◆ Required work:
Copy the data exactly. Images are the one exception.

Records to process START

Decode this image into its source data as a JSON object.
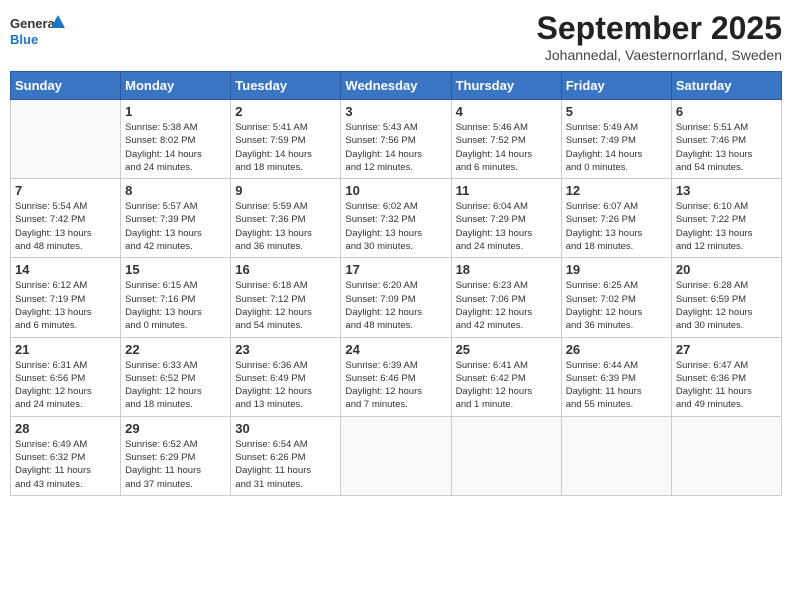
{
  "logo": {
    "general": "General",
    "blue": "Blue"
  },
  "title": "September 2025",
  "location": "Johannedal, Vaesternorrland, Sweden",
  "days_of_week": [
    "Sunday",
    "Monday",
    "Tuesday",
    "Wednesday",
    "Thursday",
    "Friday",
    "Saturday"
  ],
  "weeks": [
    [
      {
        "day": "",
        "info": ""
      },
      {
        "day": "1",
        "info": "Sunrise: 5:38 AM\nSunset: 8:02 PM\nDaylight: 14 hours\nand 24 minutes."
      },
      {
        "day": "2",
        "info": "Sunrise: 5:41 AM\nSunset: 7:59 PM\nDaylight: 14 hours\nand 18 minutes."
      },
      {
        "day": "3",
        "info": "Sunrise: 5:43 AM\nSunset: 7:56 PM\nDaylight: 14 hours\nand 12 minutes."
      },
      {
        "day": "4",
        "info": "Sunrise: 5:46 AM\nSunset: 7:52 PM\nDaylight: 14 hours\nand 6 minutes."
      },
      {
        "day": "5",
        "info": "Sunrise: 5:49 AM\nSunset: 7:49 PM\nDaylight: 14 hours\nand 0 minutes."
      },
      {
        "day": "6",
        "info": "Sunrise: 5:51 AM\nSunset: 7:46 PM\nDaylight: 13 hours\nand 54 minutes."
      }
    ],
    [
      {
        "day": "7",
        "info": "Sunrise: 5:54 AM\nSunset: 7:42 PM\nDaylight: 13 hours\nand 48 minutes."
      },
      {
        "day": "8",
        "info": "Sunrise: 5:57 AM\nSunset: 7:39 PM\nDaylight: 13 hours\nand 42 minutes."
      },
      {
        "day": "9",
        "info": "Sunrise: 5:59 AM\nSunset: 7:36 PM\nDaylight: 13 hours\nand 36 minutes."
      },
      {
        "day": "10",
        "info": "Sunrise: 6:02 AM\nSunset: 7:32 PM\nDaylight: 13 hours\nand 30 minutes."
      },
      {
        "day": "11",
        "info": "Sunrise: 6:04 AM\nSunset: 7:29 PM\nDaylight: 13 hours\nand 24 minutes."
      },
      {
        "day": "12",
        "info": "Sunrise: 6:07 AM\nSunset: 7:26 PM\nDaylight: 13 hours\nand 18 minutes."
      },
      {
        "day": "13",
        "info": "Sunrise: 6:10 AM\nSunset: 7:22 PM\nDaylight: 13 hours\nand 12 minutes."
      }
    ],
    [
      {
        "day": "14",
        "info": "Sunrise: 6:12 AM\nSunset: 7:19 PM\nDaylight: 13 hours\nand 6 minutes."
      },
      {
        "day": "15",
        "info": "Sunrise: 6:15 AM\nSunset: 7:16 PM\nDaylight: 13 hours\nand 0 minutes."
      },
      {
        "day": "16",
        "info": "Sunrise: 6:18 AM\nSunset: 7:12 PM\nDaylight: 12 hours\nand 54 minutes."
      },
      {
        "day": "17",
        "info": "Sunrise: 6:20 AM\nSunset: 7:09 PM\nDaylight: 12 hours\nand 48 minutes."
      },
      {
        "day": "18",
        "info": "Sunrise: 6:23 AM\nSunset: 7:06 PM\nDaylight: 12 hours\nand 42 minutes."
      },
      {
        "day": "19",
        "info": "Sunrise: 6:25 AM\nSunset: 7:02 PM\nDaylight: 12 hours\nand 36 minutes."
      },
      {
        "day": "20",
        "info": "Sunrise: 6:28 AM\nSunset: 6:59 PM\nDaylight: 12 hours\nand 30 minutes."
      }
    ],
    [
      {
        "day": "21",
        "info": "Sunrise: 6:31 AM\nSunset: 6:56 PM\nDaylight: 12 hours\nand 24 minutes."
      },
      {
        "day": "22",
        "info": "Sunrise: 6:33 AM\nSunset: 6:52 PM\nDaylight: 12 hours\nand 18 minutes."
      },
      {
        "day": "23",
        "info": "Sunrise: 6:36 AM\nSunset: 6:49 PM\nDaylight: 12 hours\nand 13 minutes."
      },
      {
        "day": "24",
        "info": "Sunrise: 6:39 AM\nSunset: 6:46 PM\nDaylight: 12 hours\nand 7 minutes."
      },
      {
        "day": "25",
        "info": "Sunrise: 6:41 AM\nSunset: 6:42 PM\nDaylight: 12 hours\nand 1 minute."
      },
      {
        "day": "26",
        "info": "Sunrise: 6:44 AM\nSunset: 6:39 PM\nDaylight: 11 hours\nand 55 minutes."
      },
      {
        "day": "27",
        "info": "Sunrise: 6:47 AM\nSunset: 6:36 PM\nDaylight: 11 hours\nand 49 minutes."
      }
    ],
    [
      {
        "day": "28",
        "info": "Sunrise: 6:49 AM\nSunset: 6:32 PM\nDaylight: 11 hours\nand 43 minutes."
      },
      {
        "day": "29",
        "info": "Sunrise: 6:52 AM\nSunset: 6:29 PM\nDaylight: 11 hours\nand 37 minutes."
      },
      {
        "day": "30",
        "info": "Sunrise: 6:54 AM\nSunset: 6:26 PM\nDaylight: 11 hours\nand 31 minutes."
      },
      {
        "day": "",
        "info": ""
      },
      {
        "day": "",
        "info": ""
      },
      {
        "day": "",
        "info": ""
      },
      {
        "day": "",
        "info": ""
      }
    ]
  ]
}
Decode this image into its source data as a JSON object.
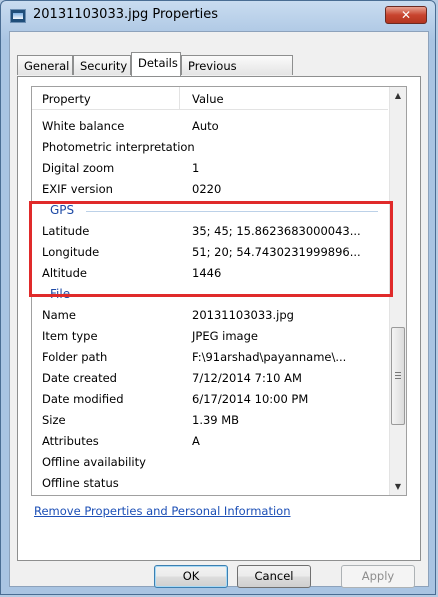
{
  "window": {
    "title": "20131103033.jpg Properties",
    "close_label": "✕"
  },
  "tabs": [
    {
      "label": "General"
    },
    {
      "label": "Security"
    },
    {
      "label": "Details"
    },
    {
      "label": "Previous Versions"
    }
  ],
  "list": {
    "header_property": "Property",
    "header_value": "Value",
    "rows_top": [
      {
        "p": "White balance",
        "v": "Auto"
      },
      {
        "p": "Photometric interpretation",
        "v": ""
      },
      {
        "p": "Digital zoom",
        "v": "1"
      },
      {
        "p": "EXIF version",
        "v": "0220"
      }
    ],
    "group_gps": "GPS",
    "rows_gps": [
      {
        "p": "Latitude",
        "v": "35; 45; 15.8623683000043..."
      },
      {
        "p": "Longitude",
        "v": "51; 20; 54.7430231999896..."
      },
      {
        "p": "Altitude",
        "v": "1446"
      }
    ],
    "group_file": "File",
    "rows_file": [
      {
        "p": "Name",
        "v": "20131103033.jpg"
      },
      {
        "p": "Item type",
        "v": "JPEG image"
      },
      {
        "p": "Folder path",
        "v": "F:\\91arshad\\payanname\\..."
      },
      {
        "p": "Date created",
        "v": "7/12/2014 7:10 AM"
      },
      {
        "p": "Date modified",
        "v": "6/17/2014 10:00 PM"
      },
      {
        "p": "Size",
        "v": "1.39 MB"
      },
      {
        "p": "Attributes",
        "v": "A"
      },
      {
        "p": "Offline availability",
        "v": ""
      },
      {
        "p": "Offline status",
        "v": ""
      }
    ]
  },
  "remove_link": "Remove Properties and Personal Information",
  "buttons": {
    "ok": "OK",
    "cancel": "Cancel",
    "apply": "Apply"
  },
  "colors": {
    "highlight": "#e02a2a",
    "group_label": "#1e4aa5",
    "link": "#1c4fb6"
  }
}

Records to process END

◆ Answer section:
Decode this image into its source data as a JSON object.
{
  "logo": {
    "general": "General",
    "blue": "Blue"
  },
  "title": "September 2025",
  "location": "Johannedal, Vaesternorrland, Sweden",
  "days_of_week": [
    "Sunday",
    "Monday",
    "Tuesday",
    "Wednesday",
    "Thursday",
    "Friday",
    "Saturday"
  ],
  "weeks": [
    [
      {
        "day": "",
        "info": ""
      },
      {
        "day": "1",
        "info": "Sunrise: 5:38 AM\nSunset: 8:02 PM\nDaylight: 14 hours\nand 24 minutes."
      },
      {
        "day": "2",
        "info": "Sunrise: 5:41 AM\nSunset: 7:59 PM\nDaylight: 14 hours\nand 18 minutes."
      },
      {
        "day": "3",
        "info": "Sunrise: 5:43 AM\nSunset: 7:56 PM\nDaylight: 14 hours\nand 12 minutes."
      },
      {
        "day": "4",
        "info": "Sunrise: 5:46 AM\nSunset: 7:52 PM\nDaylight: 14 hours\nand 6 minutes."
      },
      {
        "day": "5",
        "info": "Sunrise: 5:49 AM\nSunset: 7:49 PM\nDaylight: 14 hours\nand 0 minutes."
      },
      {
        "day": "6",
        "info": "Sunrise: 5:51 AM\nSunset: 7:46 PM\nDaylight: 13 hours\nand 54 minutes."
      }
    ],
    [
      {
        "day": "7",
        "info": "Sunrise: 5:54 AM\nSunset: 7:42 PM\nDaylight: 13 hours\nand 48 minutes."
      },
      {
        "day": "8",
        "info": "Sunrise: 5:57 AM\nSunset: 7:39 PM\nDaylight: 13 hours\nand 42 minutes."
      },
      {
        "day": "9",
        "info": "Sunrise: 5:59 AM\nSunset: 7:36 PM\nDaylight: 13 hours\nand 36 minutes."
      },
      {
        "day": "10",
        "info": "Sunrise: 6:02 AM\nSunset: 7:32 PM\nDaylight: 13 hours\nand 30 minutes."
      },
      {
        "day": "11",
        "info": "Sunrise: 6:04 AM\nSunset: 7:29 PM\nDaylight: 13 hours\nand 24 minutes."
      },
      {
        "day": "12",
        "info": "Sunrise: 6:07 AM\nSunset: 7:26 PM\nDaylight: 13 hours\nand 18 minutes."
      },
      {
        "day": "13",
        "info": "Sunrise: 6:10 AM\nSunset: 7:22 PM\nDaylight: 13 hours\nand 12 minutes."
      }
    ],
    [
      {
        "day": "14",
        "info": "Sunrise: 6:12 AM\nSunset: 7:19 PM\nDaylight: 13 hours\nand 6 minutes."
      },
      {
        "day": "15",
        "info": "Sunrise: 6:15 AM\nSunset: 7:16 PM\nDaylight: 13 hours\nand 0 minutes."
      },
      {
        "day": "16",
        "info": "Sunrise: 6:18 AM\nSunset: 7:12 PM\nDaylight: 12 hours\nand 54 minutes."
      },
      {
        "day": "17",
        "info": "Sunrise: 6:20 AM\nSunset: 7:09 PM\nDaylight: 12 hours\nand 48 minutes."
      },
      {
        "day": "18",
        "info": "Sunrise: 6:23 AM\nSunset: 7:06 PM\nDaylight: 12 hours\nand 42 minutes."
      },
      {
        "day": "19",
        "info": "Sunrise: 6:25 AM\nSunset: 7:02 PM\nDaylight: 12 hours\nand 36 minutes."
      },
      {
        "day": "20",
        "info": "Sunrise: 6:28 AM\nSunset: 6:59 PM\nDaylight: 12 hours\nand 30 minutes."
      }
    ],
    [
      {
        "day": "21",
        "info": "Sunrise: 6:31 AM\nSunset: 6:56 PM\nDaylight: 12 hours\nand 24 minutes."
      },
      {
        "day": "22",
        "info": "Sunrise: 6:33 AM\nSunset: 6:52 PM\nDaylight: 12 hours\nand 18 minutes."
      },
      {
        "day": "23",
        "info": "Sunrise: 6:36 AM\nSunset: 6:49 PM\nDaylight: 12 hours\nand 13 minutes."
      },
      {
        "day": "24",
        "info": "Sunrise: 6:39 AM\nSunset: 6:46 PM\nDaylight: 12 hours\nand 7 minutes."
      },
      {
        "day": "25",
        "info": "Sunrise: 6:41 AM\nSunset: 6:42 PM\nDaylight: 12 hours\nand 1 minute."
      },
      {
        "day": "26",
        "info": "Sunrise: 6:44 AM\nSunset: 6:39 PM\nDaylight: 11 hours\nand 55 minutes."
      },
      {
        "day": "27",
        "info": "Sunrise: 6:47 AM\nSunset: 6:36 PM\nDaylight: 11 hours\nand 49 minutes."
      }
    ],
    [
      {
        "day": "28",
        "info": "Sunrise: 6:49 AM\nSunset: 6:32 PM\nDaylight: 11 hours\nand 43 minutes."
      },
      {
        "day": "29",
        "info": "Sunrise: 6:52 AM\nSunset: 6:29 PM\nDaylight: 11 hours\nand 37 minutes."
      },
      {
        "day": "30",
        "info": "Sunrise: 6:54 AM\nSunset: 6:26 PM\nDaylight: 11 hours\nand 31 minutes."
      },
      {
        "day": "",
        "info": ""
      },
      {
        "day": "",
        "info": ""
      },
      {
        "day": "",
        "info": ""
      },
      {
        "day": "",
        "info": ""
      }
    ]
  ]
}
Decode this image into its source data as a JSON object.
{
  "window": {
    "title": "20131103033.jpg Properties",
    "close_label": "✕"
  },
  "tabs": [
    {
      "label": "General"
    },
    {
      "label": "Security"
    },
    {
      "label": "Details"
    },
    {
      "label": "Previous Versions"
    }
  ],
  "list": {
    "header_property": "Property",
    "header_value": "Value",
    "rows_top": [
      {
        "p": "White balance",
        "v": "Auto"
      },
      {
        "p": "Photometric interpretation",
        "v": ""
      },
      {
        "p": "Digital zoom",
        "v": "1"
      },
      {
        "p": "EXIF version",
        "v": "0220"
      }
    ],
    "group_gps": "GPS",
    "rows_gps": [
      {
        "p": "Latitude",
        "v": "35; 45; 15.8623683000043..."
      },
      {
        "p": "Longitude",
        "v": "51; 20; 54.7430231999896..."
      },
      {
        "p": "Altitude",
        "v": "1446"
      }
    ],
    "group_file": "File",
    "rows_file": [
      {
        "p": "Name",
        "v": "20131103033.jpg"
      },
      {
        "p": "Item type",
        "v": "JPEG image"
      },
      {
        "p": "Folder path",
        "v": "F:\\91arshad\\payanname\\..."
      },
      {
        "p": "Date created",
        "v": "7/12/2014 7:10 AM"
      },
      {
        "p": "Date modified",
        "v": "6/17/2014 10:00 PM"
      },
      {
        "p": "Size",
        "v": "1.39 MB"
      },
      {
        "p": "Attributes",
        "v": "A"
      },
      {
        "p": "Offline availability",
        "v": ""
      },
      {
        "p": "Offline status",
        "v": ""
      }
    ]
  },
  "remove_link": "Remove Properties and Personal Information",
  "buttons": {
    "ok": "OK",
    "cancel": "Cancel",
    "apply": "Apply"
  },
  "colors": {
    "highlight": "#e02a2a",
    "group_label": "#1e4aa5",
    "link": "#1c4fb6"
  }
}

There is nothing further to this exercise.